By Bob Durak, CPA, CGMA, Director of AICPA Center for Plain English Accounting

The Office of Management and Budget has issued information about new regulations related to entities and audits of entities that expend federal awards.

magnifying glass over financial statement

In addition, there is information about the most frequent violations found in the financial statements of governments and not-for-profit entities.

New Uniform Grant Guidance Effective

The Office of Management and Budget (OMB) has issued final guidance, Uniform Administrative Requirements, Cost Principles, and Audit Requirements for Federal Awards (Uniform Grant Guidance). The guidance establishes uniform cost principles and audit requirements for federal awards to nonfederal entities and administrative requirements for all federal grants and cooperative agreements.

Upon the effective date of this guidance, a number of OMB circulars will be superseded, including OMB Circular A-133, Audits of States, Local Governments, and Non-Profit Organizations (OMB Circular A-133).

Effective Date and Timing for Nonfederal Entities. Nonfederal entities will need to implement the new administrative requirements and cost principles for all new federal awards and additional funding to existing awards (referred to as funding increments) made after Dec. 26, 2014.

Changes Affecting Audit Requirements. The changes affecting the auditor performing, and the auditee undergoing, a single audit are numerous. The requirements of OMB Circular A-133 are now found in Subpart F, Audit Requirements, of the Uniform Grant Guidance. Some of the more significant changes found in Subpart F relate to the following:

  • Single audit threshold increased.
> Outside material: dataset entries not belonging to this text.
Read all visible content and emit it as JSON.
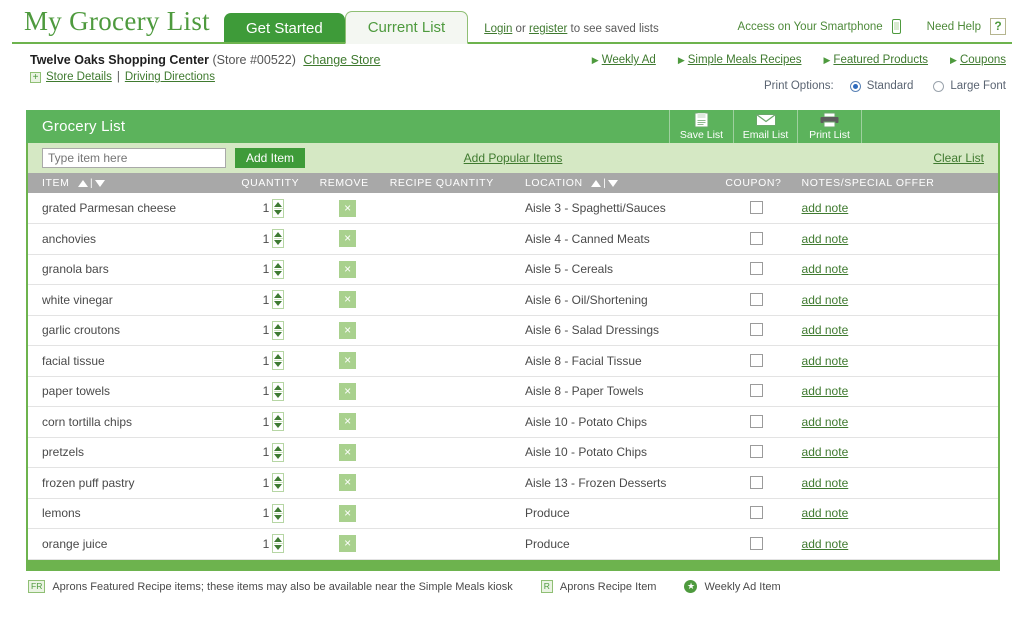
{
  "header": {
    "logo": "My Grocery List",
    "tabs": [
      {
        "label": "Get Started",
        "state": "inactive-solid"
      },
      {
        "label": "Current List",
        "state": "active"
      }
    ],
    "login_text": {
      "login": "Login",
      "or": " or ",
      "register": "register",
      "suffix": " to see saved lists"
    },
    "smartphone_label": "Access on Your Smartphone",
    "smartphone_icon": "smartphone-icon",
    "help_label": "Need Help",
    "help_icon": "question-mark-icon"
  },
  "store": {
    "name": "Twelve Oaks Shopping Center",
    "number": "(Store #00522)",
    "change_store": "Change Store",
    "expand_icon": "plus-icon",
    "details": "Store Details",
    "divider": "|",
    "directions": "Driving Directions"
  },
  "navlinks": [
    {
      "label": "Weekly Ad"
    },
    {
      "label": "Simple Meals Recipes"
    },
    {
      "label": "Featured Products"
    },
    {
      "label": "Coupons"
    }
  ],
  "print_options": {
    "label": "Print Options:",
    "standard": "Standard",
    "large_font": "Large Font",
    "selected": "Standard"
  },
  "panel": {
    "title": "Grocery List",
    "tools": [
      {
        "label": "Save List",
        "icon": "save-disk-icon"
      },
      {
        "label": "Email List",
        "icon": "envelope-icon"
      },
      {
        "label": "Print List",
        "icon": "printer-icon"
      }
    ],
    "add_placeholder": "Type item here",
    "add_value": "",
    "add_button": "Add Item",
    "popular_link": "Add Popular Items",
    "clear_link": "Clear List"
  },
  "table": {
    "columns": [
      {
        "key": "item",
        "label": "ITEM",
        "sortable": true
      },
      {
        "key": "quantity",
        "label": "QUANTITY",
        "sortable": false
      },
      {
        "key": "remove",
        "label": "REMOVE",
        "sortable": false
      },
      {
        "key": "recipe_quantity",
        "label": "RECIPE QUANTITY",
        "sortable": false
      },
      {
        "key": "location",
        "label": "LOCATION",
        "sortable": true
      },
      {
        "key": "coupon",
        "label": "COUPON?",
        "sortable": false
      },
      {
        "key": "notes",
        "label": "NOTES/SPECIAL OFFER",
        "sortable": false
      }
    ],
    "note_label": "add note",
    "remove_glyph": "×",
    "rows": [
      {
        "item": "grated Parmesan cheese",
        "quantity": "1",
        "recipe_quantity": "",
        "location": "Aisle 3 - Spaghetti/Sauces",
        "coupon": false
      },
      {
        "item": "anchovies",
        "quantity": "1",
        "recipe_quantity": "",
        "location": "Aisle 4 - Canned Meats",
        "coupon": false
      },
      {
        "item": "granola bars",
        "quantity": "1",
        "recipe_quantity": "",
        "location": "Aisle 5 - Cereals",
        "coupon": false
      },
      {
        "item": "white vinegar",
        "quantity": "1",
        "recipe_quantity": "",
        "location": "Aisle 6 - Oil/Shortening",
        "coupon": false
      },
      {
        "item": "garlic croutons",
        "quantity": "1",
        "recipe_quantity": "",
        "location": "Aisle 6 - Salad Dressings",
        "coupon": false
      },
      {
        "item": "facial tissue",
        "quantity": "1",
        "recipe_quantity": "",
        "location": "Aisle 8 - Facial Tissue",
        "coupon": false
      },
      {
        "item": "paper towels",
        "quantity": "1",
        "recipe_quantity": "",
        "location": "Aisle 8 - Paper Towels",
        "coupon": false
      },
      {
        "item": "corn tortilla chips",
        "quantity": "1",
        "recipe_quantity": "",
        "location": "Aisle 10 - Potato Chips",
        "coupon": false
      },
      {
        "item": "pretzels",
        "quantity": "1",
        "recipe_quantity": "",
        "location": "Aisle 10 - Potato Chips",
        "coupon": false
      },
      {
        "item": "frozen puff pastry",
        "quantity": "1",
        "recipe_quantity": "",
        "location": "Aisle 13 - Frozen Desserts",
        "coupon": false
      },
      {
        "item": "lemons",
        "quantity": "1",
        "recipe_quantity": "",
        "location": "Produce",
        "coupon": false
      },
      {
        "item": "orange juice",
        "quantity": "1",
        "recipe_quantity": "",
        "location": "Produce",
        "coupon": false
      }
    ]
  },
  "legend": {
    "fr_badge": "FR",
    "fr_text": "Aprons Featured Recipe items; these items may also be available near the Simple Meals kiosk",
    "r_badge": "R",
    "r_text": "Aprons Recipe Item",
    "wa_badge": "★",
    "wa_text": "Weekly Ad Item"
  },
  "colors": {
    "brand_green": "#4e9a3e",
    "panel_green": "#5cb35c",
    "rule_green": "#6db34e",
    "subbar_green": "#d5e8c4",
    "header_gray": "#a8a8a8",
    "link_green": "#3f7a2f",
    "radio_blue": "#2f6bbd"
  }
}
Nonfederal entities that expend $750,000 (increased from $500,000) or more of federal awards in a year will be required to have a single audit or program-specific audit.
  • Changes to the major program determination process:
    • The minimum threshold for Type A/B major program determination increases from $300,000 to $750,000.
    • Criteria for the determination of low-risk Type A programs are revised.
    • The selection of high-risk Type B programs to be tested is revised.
    • Risk assessments on small Type B programs will be required to be performed on Type B programs that exceed 25 percent of the Type A threshold.
    • The percentage of coverage required in a single audit is revised to 40 percent (non-low-risk auditee) and 20 percent (low-risk auditee).
  • Criteria for a low-risk auditee:
    • The criteria for low-risk auditee status adds a requirement that, for each of the two preceding audit periods, the auditor did not report a substantial doubt about the auditee’s ability to continue as a going concern.
    • The low-risk auditee criteria was revised to require that the financial statements are prepared in accordance with U.S. generally accepted accounting principles (U.S. GAAP), or based on accounting prescribed by applicable state law.
    • Certain waivers that existed under OMB Circular A-133 have been removed.
  • Schedule of Expenditures of Federal Awards (SEFA). All expenditures of federal awards will be required to be reported on the face of the SEFA.
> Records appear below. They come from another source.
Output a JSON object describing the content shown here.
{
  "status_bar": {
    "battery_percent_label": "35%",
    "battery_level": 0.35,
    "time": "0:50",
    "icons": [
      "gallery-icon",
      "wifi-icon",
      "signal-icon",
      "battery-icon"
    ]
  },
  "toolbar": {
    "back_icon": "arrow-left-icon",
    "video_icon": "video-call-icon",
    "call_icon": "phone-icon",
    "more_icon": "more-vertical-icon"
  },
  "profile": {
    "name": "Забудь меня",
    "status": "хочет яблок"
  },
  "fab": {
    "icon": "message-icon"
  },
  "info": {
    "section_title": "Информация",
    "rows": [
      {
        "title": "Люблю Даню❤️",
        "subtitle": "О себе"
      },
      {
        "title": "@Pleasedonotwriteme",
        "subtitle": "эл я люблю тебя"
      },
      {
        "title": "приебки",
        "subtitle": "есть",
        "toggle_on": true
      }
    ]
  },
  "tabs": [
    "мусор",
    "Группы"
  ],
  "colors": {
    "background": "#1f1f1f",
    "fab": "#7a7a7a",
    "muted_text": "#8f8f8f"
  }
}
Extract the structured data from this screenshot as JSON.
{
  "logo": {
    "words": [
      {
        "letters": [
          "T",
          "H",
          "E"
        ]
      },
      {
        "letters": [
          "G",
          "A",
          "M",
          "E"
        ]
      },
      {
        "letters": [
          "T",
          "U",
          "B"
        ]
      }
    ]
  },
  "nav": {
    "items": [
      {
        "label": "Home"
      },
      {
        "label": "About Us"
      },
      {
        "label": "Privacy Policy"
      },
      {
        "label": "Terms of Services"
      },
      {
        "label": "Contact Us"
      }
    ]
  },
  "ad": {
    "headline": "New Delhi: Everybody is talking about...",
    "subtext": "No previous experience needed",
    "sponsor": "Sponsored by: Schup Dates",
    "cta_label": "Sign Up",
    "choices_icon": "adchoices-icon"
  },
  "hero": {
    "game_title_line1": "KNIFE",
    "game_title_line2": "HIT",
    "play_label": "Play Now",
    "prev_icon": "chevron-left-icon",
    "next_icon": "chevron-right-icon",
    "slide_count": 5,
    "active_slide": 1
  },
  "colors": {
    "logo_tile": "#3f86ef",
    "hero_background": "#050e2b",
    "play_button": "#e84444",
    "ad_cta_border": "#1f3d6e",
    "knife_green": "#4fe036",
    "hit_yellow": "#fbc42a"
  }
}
A number of other revisions that affect reporting by the auditor or auditee in a single audit have been made as well, including:
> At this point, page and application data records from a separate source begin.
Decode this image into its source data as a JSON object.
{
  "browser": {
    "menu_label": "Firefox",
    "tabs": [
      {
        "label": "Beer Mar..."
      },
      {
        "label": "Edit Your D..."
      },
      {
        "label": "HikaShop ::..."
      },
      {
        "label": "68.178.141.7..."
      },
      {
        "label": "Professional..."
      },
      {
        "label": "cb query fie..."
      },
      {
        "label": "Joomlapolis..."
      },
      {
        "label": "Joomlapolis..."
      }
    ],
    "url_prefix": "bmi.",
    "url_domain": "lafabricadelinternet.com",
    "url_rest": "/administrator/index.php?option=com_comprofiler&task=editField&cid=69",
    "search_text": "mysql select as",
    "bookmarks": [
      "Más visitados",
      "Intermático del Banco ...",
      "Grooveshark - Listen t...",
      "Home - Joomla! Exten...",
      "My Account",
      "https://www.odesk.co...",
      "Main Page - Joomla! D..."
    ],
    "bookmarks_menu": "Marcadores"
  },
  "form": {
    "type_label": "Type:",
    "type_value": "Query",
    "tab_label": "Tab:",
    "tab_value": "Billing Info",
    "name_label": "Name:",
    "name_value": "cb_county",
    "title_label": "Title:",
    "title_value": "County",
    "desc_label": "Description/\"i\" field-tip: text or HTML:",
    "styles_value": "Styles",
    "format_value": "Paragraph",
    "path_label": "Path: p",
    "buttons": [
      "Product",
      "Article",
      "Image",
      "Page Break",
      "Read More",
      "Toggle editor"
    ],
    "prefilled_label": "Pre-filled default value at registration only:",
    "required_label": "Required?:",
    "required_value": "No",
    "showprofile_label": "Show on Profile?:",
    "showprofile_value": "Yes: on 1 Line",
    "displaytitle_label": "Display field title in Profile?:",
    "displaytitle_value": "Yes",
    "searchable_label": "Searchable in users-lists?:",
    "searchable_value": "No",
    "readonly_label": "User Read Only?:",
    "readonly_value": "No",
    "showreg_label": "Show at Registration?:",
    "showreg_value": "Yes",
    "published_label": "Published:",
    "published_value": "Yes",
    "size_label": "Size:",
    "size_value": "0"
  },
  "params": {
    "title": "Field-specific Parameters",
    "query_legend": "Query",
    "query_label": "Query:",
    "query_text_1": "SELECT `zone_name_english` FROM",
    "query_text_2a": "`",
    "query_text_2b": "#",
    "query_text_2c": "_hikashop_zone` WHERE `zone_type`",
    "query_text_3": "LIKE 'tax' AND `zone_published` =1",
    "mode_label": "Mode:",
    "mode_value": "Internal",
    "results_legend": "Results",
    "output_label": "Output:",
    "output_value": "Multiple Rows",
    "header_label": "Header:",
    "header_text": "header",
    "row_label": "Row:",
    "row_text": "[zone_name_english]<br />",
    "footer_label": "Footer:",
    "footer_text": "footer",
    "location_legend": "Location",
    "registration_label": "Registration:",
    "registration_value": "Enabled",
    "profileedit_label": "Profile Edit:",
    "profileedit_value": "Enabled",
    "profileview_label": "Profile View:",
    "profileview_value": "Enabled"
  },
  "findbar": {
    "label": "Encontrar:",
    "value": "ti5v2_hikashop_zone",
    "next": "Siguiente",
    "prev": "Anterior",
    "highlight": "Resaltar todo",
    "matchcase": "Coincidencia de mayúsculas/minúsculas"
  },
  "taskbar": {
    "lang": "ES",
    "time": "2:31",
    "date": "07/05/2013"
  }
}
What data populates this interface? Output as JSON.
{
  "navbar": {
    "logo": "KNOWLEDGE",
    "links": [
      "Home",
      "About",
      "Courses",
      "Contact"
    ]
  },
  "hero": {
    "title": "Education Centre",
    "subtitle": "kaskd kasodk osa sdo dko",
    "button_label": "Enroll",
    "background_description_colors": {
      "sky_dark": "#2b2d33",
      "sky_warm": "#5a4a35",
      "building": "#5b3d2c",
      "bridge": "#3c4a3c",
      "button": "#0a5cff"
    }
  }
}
  • Auditees and auditors must ensure that their respective parts of the reporting package do not include protected personally identifiable information.
  • Subrecipients are no longer required to submit a reporting package to a pass-through entity.
  • Federal agencies no longer will have the authority to grant extensions of the due date of reports.

Frequent Violations Found in Financial Statements of Governments and Not-for-Profits

The following information is based on investigations conducted by the AICPA Professional Ethics Division of governmental and not-for-profit audits over the last two years. Financial statement preparers and auditors of those statements are well-advised to pay careful attention to these matters:

  • The financial statements of not-for-profits (NFPs) omitted fair value disclosures required by FASB Accounting Standards Codification (FASB ASC) 820, Fair Value Measurement, or made errors in the disclosure, such as the level of investment.
  • The financial statements did not make the subsequent events disclosures required by FASB ASC 855, Subsequent Events, and more specifically, FASB ASC 855-10-50.
  • The financial statements of NFPs did not report expenses by their functional classification, when a statement of functional expenses was required.
  • The statement of cash flows of both NFP and governmental entities contain misclassifications among the sources of cash.
  • Interfund and intrafund balances and transactions were not eliminated in governmental entities.
  • The financial statements did not disclose the nature and amount of donor-imposed restrictions related to temporarily or permanently restricted net assets in NFP entities.
  • The statement of activities does not report all expenses as decreases in unrestricted net assets.
  • The financial statements of NFP entities reported donated services that do not meet the requirements of U.S. generally accepted accounting principles.
  • The Management Discussion and Analysis in governmental entities was missing required elements or was not presented as required, and the auditor’s opinion was not modified.
  • The Statement of Revenues, Expenditures, and Changes in Fund Balances in governmental entities did not properly classify revenues by fund and source or expenditures by function or character.